By Nathan Rudyk

The "Web 2.0 meets the enterprise" year of 2007 started with IBM breathing new life into Lotus by embracing the "Enterprise 2.0" market. There's a raft of new tools with all the requisite 2.0 buzzwords destined to require fleets of IBM Global Services people to get them up and running.

Observers like Jevon MacDonald, Andrew McAfee and Dion Hinchcliffe are tracking moves like this, with Dion writing about "risk aversion" and "hierarchical control", Andrew clueing in the next generation of Harvard Business School leaders, and Jevon cynically predicting that 2007 will be "The Year the Enterprise Woke Up".

Meanwhile, I think the real low-hanging fruit dangles for the companies that embrace the non-hierarchical, HBS-free, global-services-immune small business software market. The Myspace of business software hasn't arrived yet, but when it does, it's going to be more exciting and profound than anything the enterprise software community will be able to dream up as a tack-on list of features to old technnology architectures and corporate hierarchies - not that there's anything wrong with that.

Right now we're experimenting with Six Apart's VOX on an economic development project, and in so doing have run across other social software-enabled Web tools like SiteKreator and SquareSpace.
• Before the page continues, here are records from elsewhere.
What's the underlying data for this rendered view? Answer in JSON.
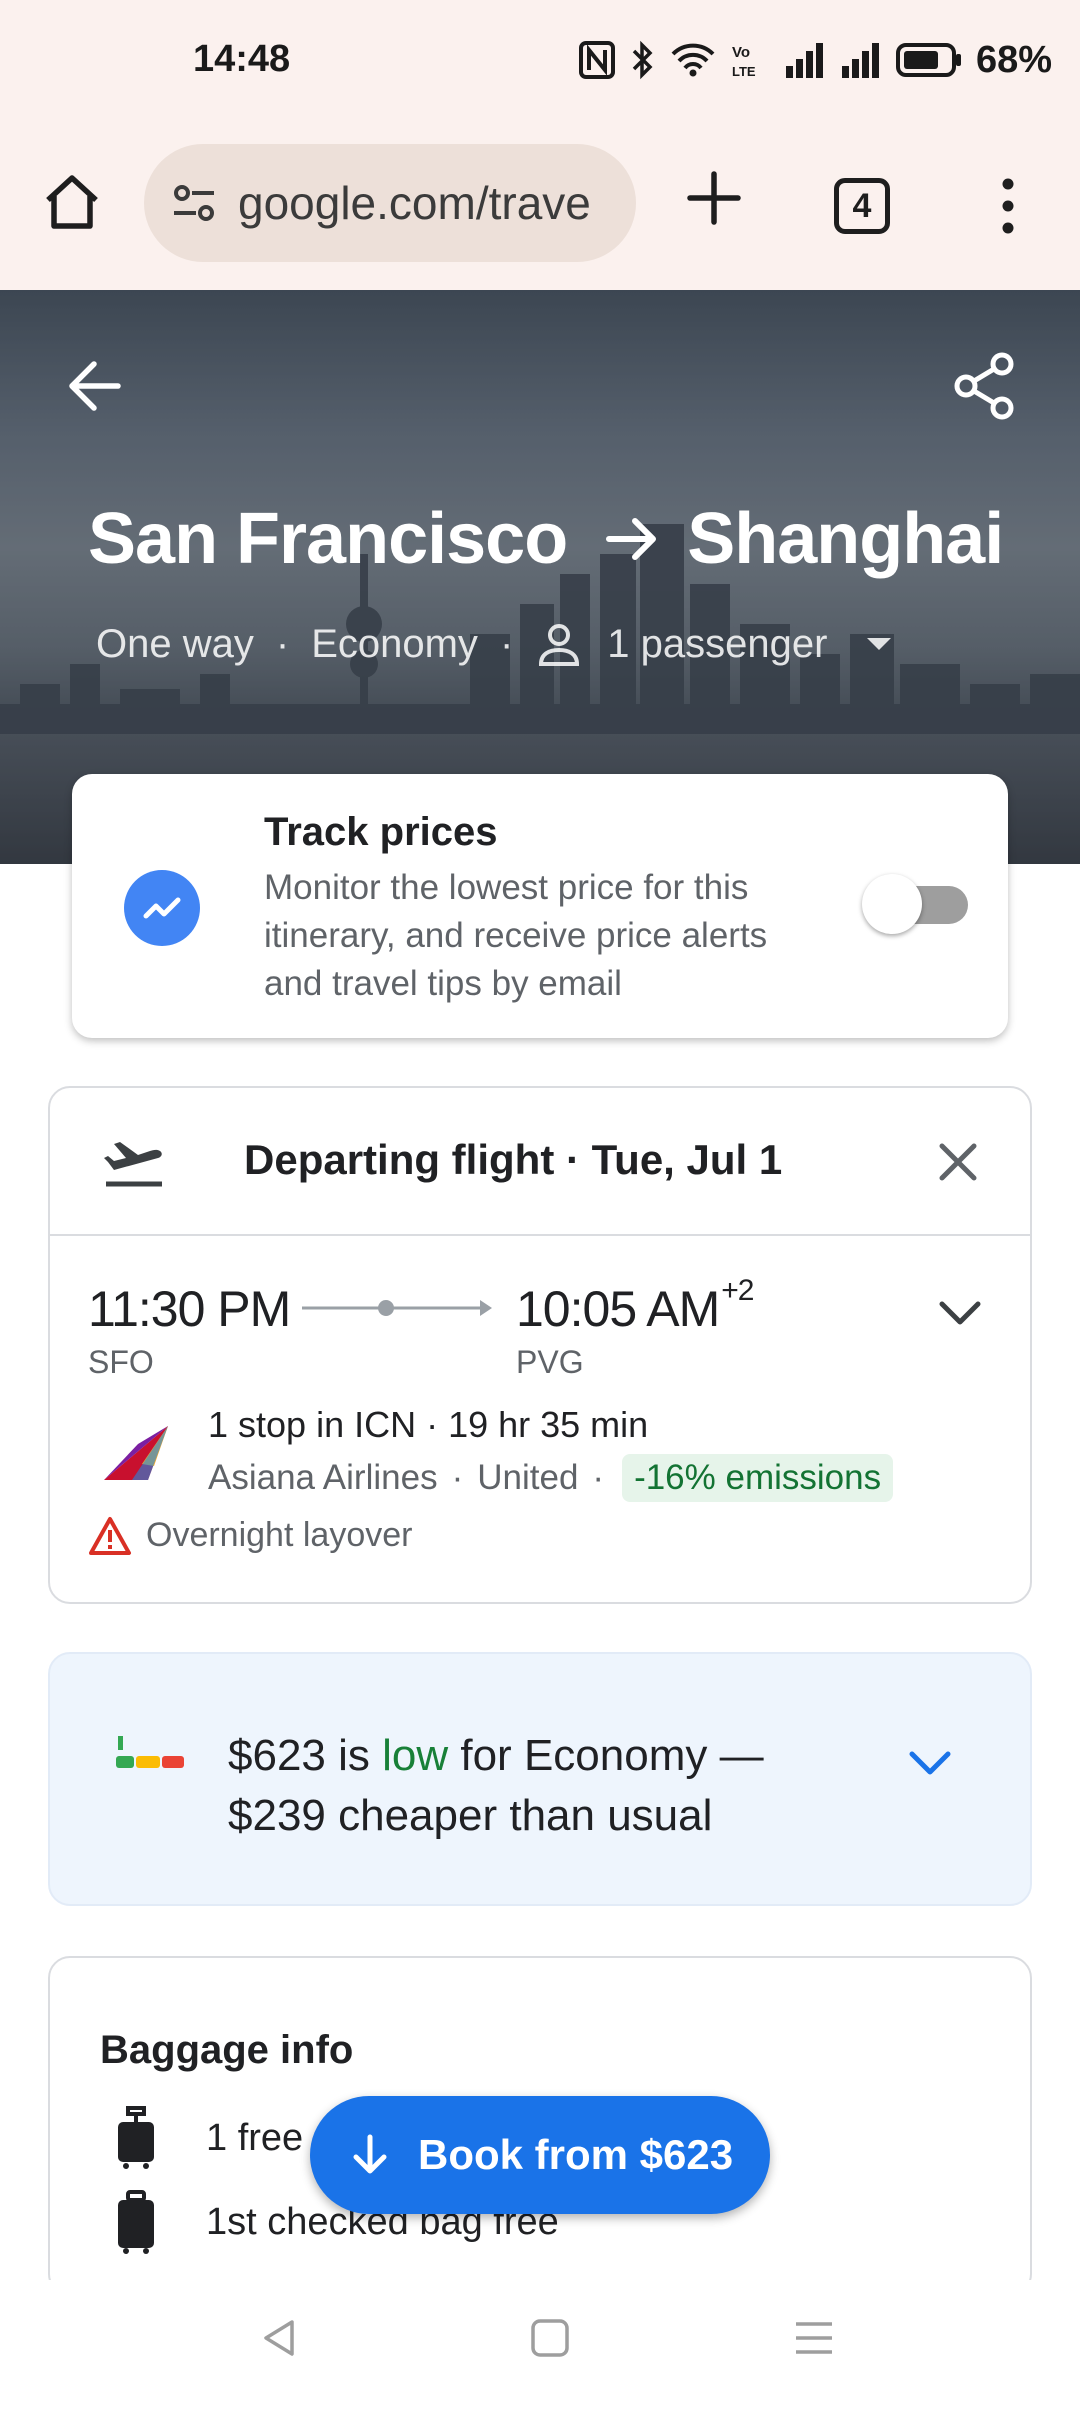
{
  "status_bar": {
    "time": "14:48",
    "battery": "68%"
  },
  "browser": {
    "url": "google.com/trave",
    "tab_count": "4"
  },
  "hero": {
    "origin": "San Francisco",
    "destination": "Shanghai",
    "trip_type": "One way",
    "cabin": "Economy",
    "passengers": "1 passenger"
  },
  "track_prices": {
    "title": "Track prices",
    "description": "Monitor the lowest price for this itinerary, and receive price alerts and travel tips by email",
    "enabled": false
  },
  "flight": {
    "header": "Departing flight · Tue, Jul 1",
    "depart_time": "11:30 PM",
    "depart_airport": "SFO",
    "arrive_time": "10:05 AM",
    "arrive_day_offset": "+2",
    "arrive_airport": "PVG",
    "stops": "1 stop in ICN · 19 hr 35 min",
    "airline_1": "Asiana Airlines",
    "airline_2": "United",
    "emissions": "-16% emissions",
    "warning": "Overnight layover"
  },
  "price_insight": {
    "part1": "$623 is ",
    "low": "low",
    "part2": " for Economy — $239 cheaper than usual"
  },
  "baggage": {
    "title": "Baggage info",
    "carry_on": "1 free",
    "checked": "1st checked bag free"
  },
  "book_button": {
    "label": "Book from $623"
  },
  "colors": {
    "accent": "#1a73e8",
    "low_green": "#188038",
    "browser_bg": "#fbf1ee"
  }
}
The price small business has to pay to use this software ranges from free (VOX) to $49 per month (SiteKreator).

From a rock-the-world perspective, it would be great if this software came from a new generation of companies versus the likely suspects of Microsoft and Google. And if you're one of those companies, get in touch. We'd love to work with you and help you rock!
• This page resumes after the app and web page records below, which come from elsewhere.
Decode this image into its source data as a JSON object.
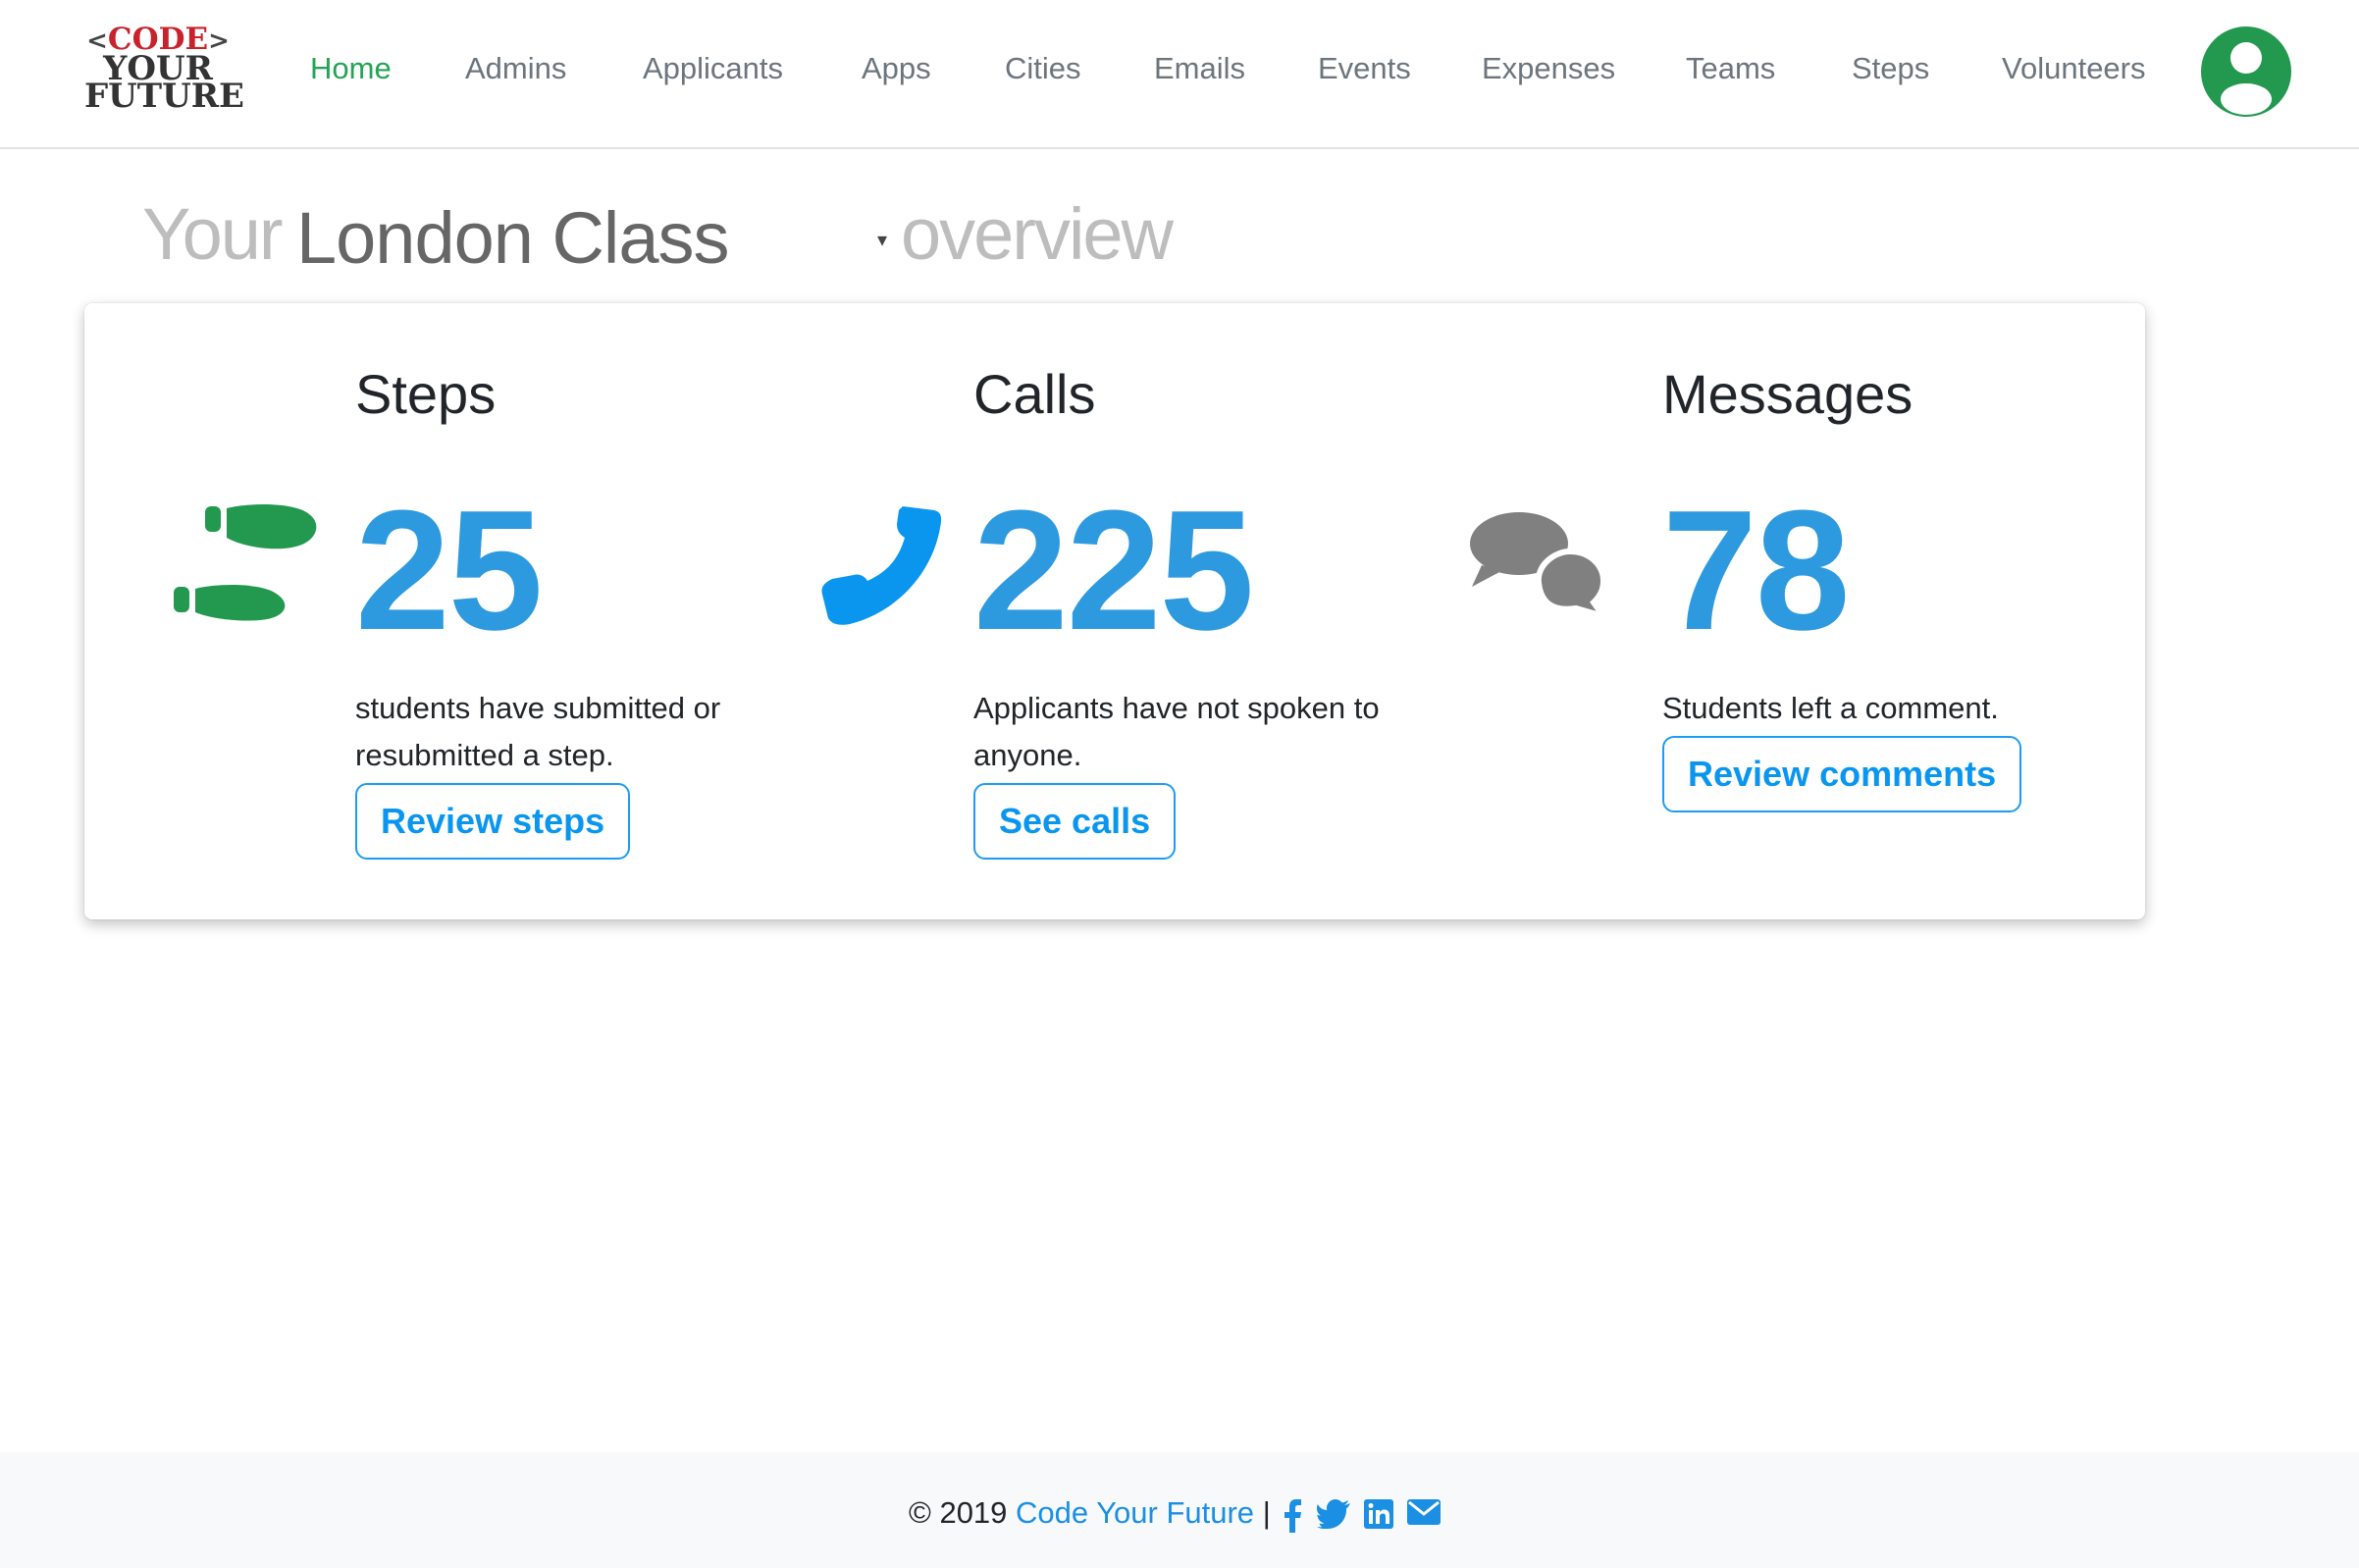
{
  "logo": {
    "line1": "CODE",
    "lt": "<",
    "gt": ">",
    "line2": "YOUR",
    "line3": "FUTURE"
  },
  "nav": {
    "items": [
      {
        "label": "Home",
        "active": true
      },
      {
        "label": "Admins"
      },
      {
        "label": "Applicants"
      },
      {
        "label": "Apps"
      },
      {
        "label": "Cities"
      },
      {
        "label": "Emails"
      },
      {
        "label": "Events"
      },
      {
        "label": "Expenses"
      },
      {
        "label": "Teams"
      },
      {
        "label": "Steps"
      },
      {
        "label": "Volunteers"
      }
    ],
    "avatar_icon": "user-circle-icon"
  },
  "heading": {
    "prefix": "Your",
    "selected_class": "London Class",
    "suffix": "overview",
    "caret": "▾"
  },
  "stats": [
    {
      "title": "Steps",
      "number": "25",
      "description": "students have submitted or resubmitted a step.",
      "button": "Review steps",
      "icon": "shoe-prints-icon",
      "icon_color": "#23994f"
    },
    {
      "title": "Calls",
      "number": "225",
      "description": "Applicants have not spoken to anyone.",
      "button": "See calls",
      "icon": "phone-icon",
      "icon_color": "#0a96ef"
    },
    {
      "title": "Messages",
      "number": "78",
      "description": "Students left a comment.",
      "button": "Review comments",
      "icon": "comments-icon",
      "icon_color": "#808080"
    }
  ],
  "colors": {
    "accent_green": "#23a455",
    "stat_blue": "#2d9ae0",
    "link_blue": "#0a96ef"
  },
  "footer": {
    "copyright": "© 2019",
    "org_name": "Code Your Future",
    "separator": "|",
    "social_icons": [
      "facebook-icon",
      "twitter-icon",
      "linkedin-icon",
      "envelope-icon"
    ]
  }
}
(Nathan Rudyk is President of market2world communications inc., Canada's Web 2.0 tech product launch and public relations agency, and founder of Ottawa's tech business podcast)